Palm-lined beaches, with a popular resort community, is a good way to describe this town at the southern tip of the Placencia Peninsula. A stone’s throw across the bay is the private island, Placencia Caye. It’s a mostly quiet nature-filled spot except for the small three-star hotel to the north. To the south end of the Caye is the Placencia Yacht Club. It’s open to the public. There’s a small marina here, with a nice outdoor area with hammocks and picnic tables, and a bar and restaurant. The latter serves an eclectic mix of snack foods like chips and salsa and chicken wings, along with entrees such as classic and carbonara spaghetti. https://www.placencia.com, www.placencia-yacht-club.com
5. Roatan, Honduras.
This largest of the country’s Bay Islands is a long (48 miles) skinny (5 miles at its widest) stretch of land off the mainland’s northern coast. There’s a half-dozen-plus marinas. Onshore, check out Mayan ruins that date back to 1000 BC, explore the island’s mangrove tunnels by guided wood dory, and sample baleadas, a meat, beans, and cheese-filled thick tortilla, at local restaurants. Offshore, the Roatan Barrier Reef is part of the second-largest barrier reef in the world. It’s filled with fish, coral, and critters like dolphins, sea turtles, and manatees, perfect to see by snorkeling or scuba diving. roatantourismbureau.com
6. Little Corn Island, Nicaragua.
Situated 50 miles offshore, this 1.5-square-mile island is a find although it’s three times smaller than its sibling Big Corn Island some 30 minutes away by boat. The must-do’s here are beaching it, snorkeling the coral reefs, inshore and offshore sportfishing, and eating in the quaint local restaurants. Seafood like lobster, burgers, and barbeque, as well as tacos, are on nearly every menu. Look out for local specialties like Rondon, a fish-based stew thick with root vegetables, and Pan de Coco or coconut bread. There are a couple of bungalow-style hotels for those who’d like to stay ashore. littlecornisland.net
7. Isla Bastimentos, Panama.

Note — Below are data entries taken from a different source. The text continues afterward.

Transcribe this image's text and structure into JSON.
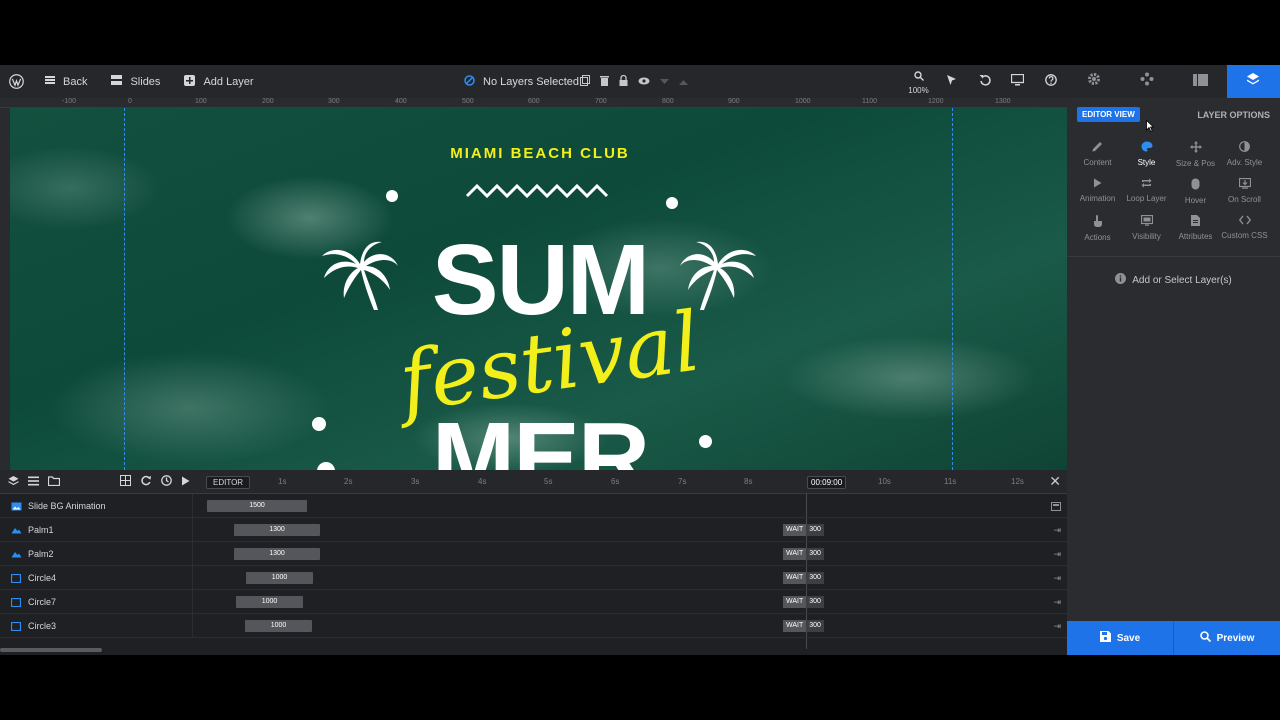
{
  "toolbar": {
    "back_label": "Back",
    "slides_label": "Slides",
    "add_layer_label": "Add Layer",
    "selection_status": "No Layers Selected",
    "zoom_level": "100%"
  },
  "ruler": {
    "ticks": [
      "-100",
      "0",
      "100",
      "200",
      "300",
      "400",
      "500",
      "600",
      "700",
      "800",
      "900",
      "1000",
      "1100",
      "1200",
      "1300"
    ]
  },
  "canvas": {
    "miami_text": "MIAMI BEACH CLUB",
    "sum_text": "SUM",
    "festival_text": "festival",
    "mer_text": "MER"
  },
  "panel": {
    "editor_view_label": "EDITOR VIEW",
    "layer_options_label": "LAYER OPTIONS",
    "options": [
      {
        "label": "Content",
        "icon": "pencil-icon"
      },
      {
        "label": "Style",
        "icon": "palette-icon"
      },
      {
        "label": "Size & Pos",
        "icon": "move-icon"
      },
      {
        "label": "Adv. Style",
        "icon": "contrast-icon"
      },
      {
        "label": "Animation",
        "icon": "play-icon"
      },
      {
        "label": "Loop Layer",
        "icon": "loop-icon"
      },
      {
        "label": "Hover",
        "icon": "mouse-icon"
      },
      {
        "label": "On Scroll",
        "icon": "scroll-icon"
      },
      {
        "label": "Actions",
        "icon": "hand-icon"
      },
      {
        "label": "Visibility",
        "icon": "visibility-icon"
      },
      {
        "label": "Attributes",
        "icon": "document-icon"
      },
      {
        "label": "Custom CSS",
        "icon": "code-icon"
      }
    ],
    "active_option": "Style",
    "add_select_label": "Add or Select Layer(s)",
    "save_label": "Save",
    "preview_label": "Preview"
  },
  "timeline": {
    "editor_label": "EDITOR",
    "ticks": [
      "1s",
      "2s",
      "3s",
      "4s",
      "5s",
      "6s",
      "7s",
      "8s",
      "10s",
      "11s",
      "12s"
    ],
    "current_time": "00:09:00",
    "rows": [
      {
        "name": "Slide BG Animation",
        "duration": "1500",
        "wait": "",
        "wait_value": ""
      },
      {
        "name": "Palm1",
        "duration": "1300",
        "wait": "WAIT",
        "wait_value": "300"
      },
      {
        "name": "Palm2",
        "duration": "1300",
        "wait": "WAIT",
        "wait_value": "300"
      },
      {
        "name": "Circle4",
        "duration": "1000",
        "wait": "WAIT",
        "wait_value": "300"
      },
      {
        "name": "Circle7",
        "duration": "1000",
        "wait": "WAIT",
        "wait_value": "300"
      },
      {
        "name": "Circle3",
        "duration": "1000",
        "wait": "WAIT",
        "wait_value": "300"
      }
    ]
  },
  "colors": {
    "accent": "#1e73e8",
    "headline_yellow": "#f3ef1a",
    "canvas_green": "#0d4a3a"
  }
}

One of the largest islands off the country’s Caribbean coast, it’s the mix of beach, reef, and jungle that makes this 24-square-mile-isle a trifecta to visit. Red Frog Beach is one of the prettiest, named for the namesake red frogs that live in the adjacent forest. IGY’s Red Frog Marina is nearby, which makes it easy to visit the island. Polo Beach, to the north, is rimmed by a coral reef where the water is usually calm and perfect for snorkeling. Much of the island is designated as part of the Bastimentos Island National Park, where one of the cutest residents are three-toed sloths. www.tourismpanama.com